But right now, Vera was introducing Keith to the piano in question, and it wasn’t going well. Jarrett looked to the instrument a little warily, played a few notes, walked around it, played a few more notes, muttered something to his producer. Then the producer came over to Vera and said … “If you don’t get a new piano, Keith can’t play.”
There’d been a mistake. The opera house had provided the wrong instrument. This one had this harsh, tinny upper register, because all the felt had worn away. The black notes were sticking, the white notes were out of tune, the pedals didn’t work and the piano itself was just too small. It wouldn’t create the volume that would fill a large space such as the Cologne Opera House.
So Keith Jarrett left. He went and sat outside in his car, leaving Vera Brandes to get on the phone to try to find a replacement piano. Now she got a piano tuner, but she couldn’t get a new piano. And so she went outside and she stood there in the rain, talking to Keith Jarrett, begging him not to cancel the concert. And he looked out of his car at this bedraggled, rain-drenched German teenager, took pity on her, and said, “Never forget … only for you.”
And so a few hours later, Jarrett did indeed step out onto the stage of the opera house, he sat down at the unplayable piano and began.
Within moments it became clear that something magical was happening. Jarrett was avoiding those upper registers, he was sticking to the middle tones of the keyboard, which gave the piece a soothing, ambient quality. But also, because the piano was so quiet, he had to set up these rumbling, repetitive riffs in the bass. And he stood up twisting, pounding down on the keys, desperately trying to create enough volume to reach the people in the back row.
It’s an electrifying performance. It somehow has this peaceful quality, and at the same time it’s full of energy, it’s dynamic. And the audience loved it. Audiences continue to love it because the recording of the Köln Concert is the best-selling piano album in history and the best-selling solo jazz album in history.

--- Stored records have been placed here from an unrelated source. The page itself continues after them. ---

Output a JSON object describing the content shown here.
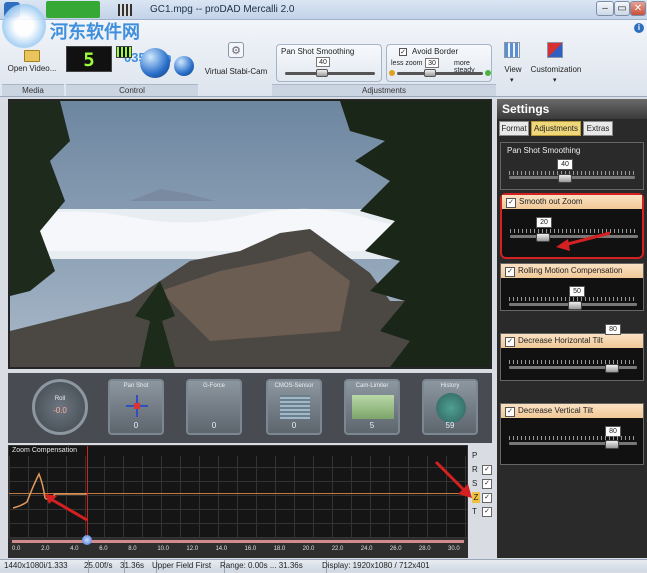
{
  "window": {
    "title": "GC1.mpg -- proDAD Mercalli 2.0",
    "minimize": "–",
    "maximize": "▭",
    "close": "✕",
    "help": "i"
  },
  "watermark": {
    "text": "河东软件网",
    "url": "0359.cn"
  },
  "ribbon": {
    "open_video": "Open Video...",
    "media_label": "Media",
    "control_label": "Control",
    "lcd_value": "5",
    "virtual_stabi_cam": "Virtual Stabi-Cam",
    "pan_shot_smoothing": "Pan Shot Smoothing",
    "pan_shot_value": "40",
    "avoid_border": "Avoid Border",
    "less_zoom": "less zoom",
    "more_steady": "more steady",
    "avoid_border_value": "30",
    "adjustments_label": "Adjustments",
    "view": "View",
    "customization": "Customization"
  },
  "gauges": [
    {
      "label": "Roll",
      "value": "-0.0"
    },
    {
      "label": "Pan Shot",
      "value": "0"
    },
    {
      "label": "G-Force",
      "value": "0"
    },
    {
      "label": "CMOS-Sensor",
      "value": "0"
    },
    {
      "label": "Cam-Limiter",
      "value": "5"
    },
    {
      "label": "History",
      "value": "59"
    }
  ],
  "graph": {
    "title": "Zoom Compensation",
    "ruler_ticks": [
      "0.0",
      "2.0",
      "4.0",
      "6.0",
      "8.0",
      "10.0",
      "12.0",
      "14.0",
      "16.0",
      "18.0",
      "20.0",
      "22.0",
      "24.0",
      "26.0",
      "28.0",
      "30.0"
    ],
    "channels": [
      {
        "letter": "P",
        "checked": false
      },
      {
        "letter": "R",
        "checked": true
      },
      {
        "letter": "S",
        "checked": true
      },
      {
        "letter": "Z",
        "checked": true
      },
      {
        "letter": "T",
        "checked": true
      }
    ]
  },
  "settings": {
    "header": "Settings",
    "tabs": [
      "Format",
      "Adjustments",
      "Extras"
    ],
    "active_tab": "Adjustments",
    "pan_shot_smoothing_title": "Pan Shot Smoothing",
    "pan_shot_smoothing_value": "40",
    "smooth_out_zoom": {
      "title": "Smooth out Zoom",
      "value": "20"
    },
    "rolling_motion": {
      "title": "Rolling Motion Compensation",
      "value": "50"
    },
    "decrease_horizontal_tilt": {
      "title": "Decrease Horizontal Tilt",
      "value": "80"
    },
    "decrease_vertical_tilt": {
      "title": "Decrease Vertical Tilt",
      "value": "80"
    }
  },
  "statusbar": {
    "format": "1440x1080i/1.333",
    "fps": "25.00f/s",
    "duration": "31.36s",
    "field": "Upper Field First",
    "range": "Range:  0.00s ... 31.36s",
    "display": "Display:   1920x1080 / 712x401"
  },
  "colors": {
    "accent_orange": "#f0c896",
    "highlight_red": "#d42020",
    "lcd_green": "#9dfc3a"
  }
}
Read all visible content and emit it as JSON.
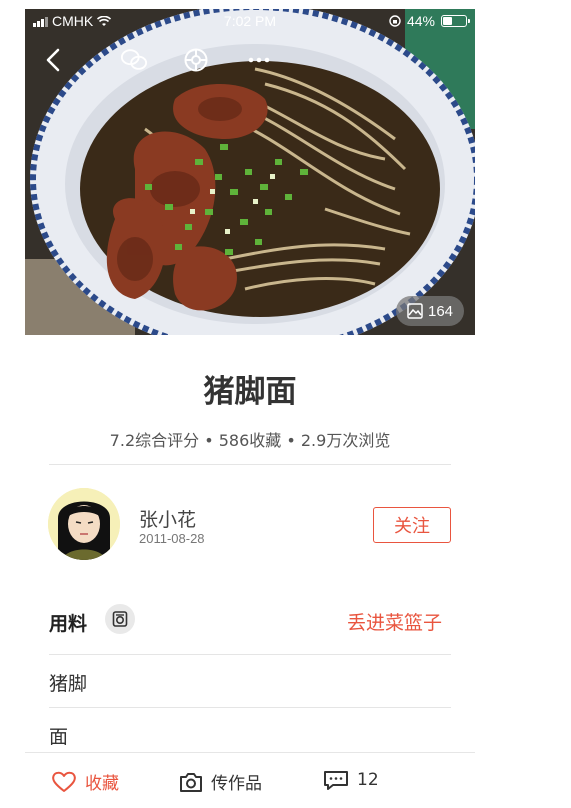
{
  "status_bar": {
    "carrier": "CMHK",
    "time": "7:02 PM",
    "battery": "44%",
    "battery_level": 0.44
  },
  "hero": {
    "photo_count": "164",
    "icons": [
      "back-icon",
      "wechat-share-icon",
      "moments-share-icon",
      "more-icon"
    ]
  },
  "recipe": {
    "title": "猪脚面",
    "stats": "7.2综合评分 • 586收藏 • 2.9万次浏览"
  },
  "author": {
    "name": "张小花",
    "date": "2011-08-28",
    "follow_label": "关注"
  },
  "ingredients": {
    "title": "用料",
    "basket_label": "丢进菜篮子",
    "items": [
      "猪脚",
      "面"
    ]
  },
  "bottom_bar": {
    "favorite_label": "收藏",
    "upload_label": "传作品",
    "comment_count": "12"
  },
  "colors": {
    "accent": "#e9553f",
    "text": "#333333",
    "divider": "#e5e5e5"
  }
}
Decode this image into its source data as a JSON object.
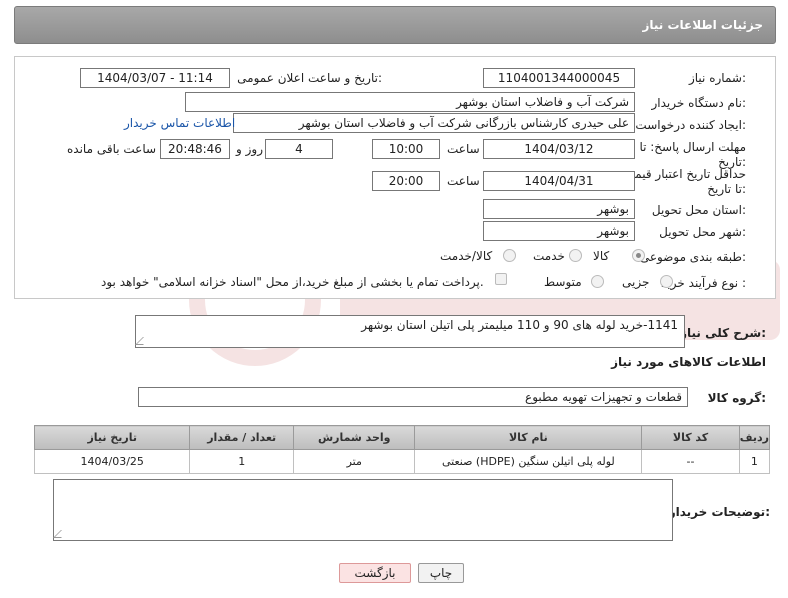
{
  "header": {
    "title": "جزئیات اطلاعات نیاز"
  },
  "form": {
    "need_number": {
      "label": "شماره نیاز:",
      "value": "1104001344000045"
    },
    "public_date": {
      "label": "تاریخ و ساعت اعلان عمومی:",
      "value": "1404/03/07 - 11:14"
    },
    "buyer_org": {
      "label": "نام دستگاه خریدار:",
      "value": "شرکت آب و فاضلاب استان بوشهر"
    },
    "requester": {
      "label": "ایجاد کننده درخواست:",
      "value": "علی حیدری کارشناس بازرگانی شرکت آب و فاضلاب استان بوشهر",
      "link": "اطلاعات تماس خریدار"
    },
    "reply_deadline": {
      "label": "مهلت ارسال پاسخ: تا تاریخ:",
      "date": "1404/03/12",
      "time_label": "ساعت",
      "time": "10:00",
      "days": "4",
      "days_label": "روز و",
      "remaining": "20:48:46",
      "remaining_label": "ساعت باقی مانده"
    },
    "price_validity": {
      "label": "حداقل تاریخ اعتبار قیمت: تا تاریخ:",
      "date": "1404/04/31",
      "time_label": "ساعت",
      "time": "20:00"
    },
    "delivery_province": {
      "label": "استان محل تحویل:",
      "value": "بوشهر"
    },
    "delivery_city": {
      "label": "شهر محل تحویل:",
      "value": "بوشهر"
    },
    "category": {
      "label": "طبقه بندی موضوعی:",
      "options": [
        "کالا",
        "خدمت",
        "کالا/خدمت"
      ],
      "selected": "کالا"
    },
    "process": {
      "label": "نوع فرآیند خرید :",
      "options": [
        "جزیی",
        "متوسط"
      ],
      "note": "پرداخت تمام یا بخشی از مبلغ خرید،از محل \"اسناد خزانه اسلامی\" خواهد بود."
    }
  },
  "description": {
    "label": "شرح کلی نیاز:",
    "value": "1141-خرید لوله های 90 و 110 میلیمتر پلی اتیلن استان بوشهر"
  },
  "goods_section": {
    "title": "اطلاعات کالاهای مورد نیاز",
    "group_label": "گروه کالا:",
    "group_value": "قطعات و تجهیزات تهویه مطبوع"
  },
  "table": {
    "headers": [
      "ردیف",
      "کد کالا",
      "نام کالا",
      "واحد شمارش",
      "تعداد / مقدار",
      "تاریخ نیاز"
    ],
    "rows": [
      [
        "1",
        "--",
        "لوله پلی اتیلن سنگین (HDPE) صنعتی",
        "متر",
        "1",
        "1404/03/25"
      ]
    ]
  },
  "buyer_notes": {
    "label": "توضیحات خریدار:",
    "value": ""
  },
  "buttons": {
    "print": "چاپ",
    "back": "بازگشت"
  },
  "colors": {
    "header_bg": "#999999",
    "link": "#1a55a8",
    "back_button_bg": "#fbe3e3"
  }
}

Keith Jarrett had been handed a mess. He had embraced that mess, and it soared.
Life is messy. The times we live in, are messy. We are handed so many frustrations. So many blocks, so many setbacks.
But may we remember that when we are intentional. When we allow love to inspire us, when we allow our history and our values to guide us, when we are willing to step into the unknown and risk being just a little clumsy there, not even our inner critic can stop us.
And we may just find the results that we co-create are more interesting, more promising bolder, wilder, and more energetic than we had ever imagined.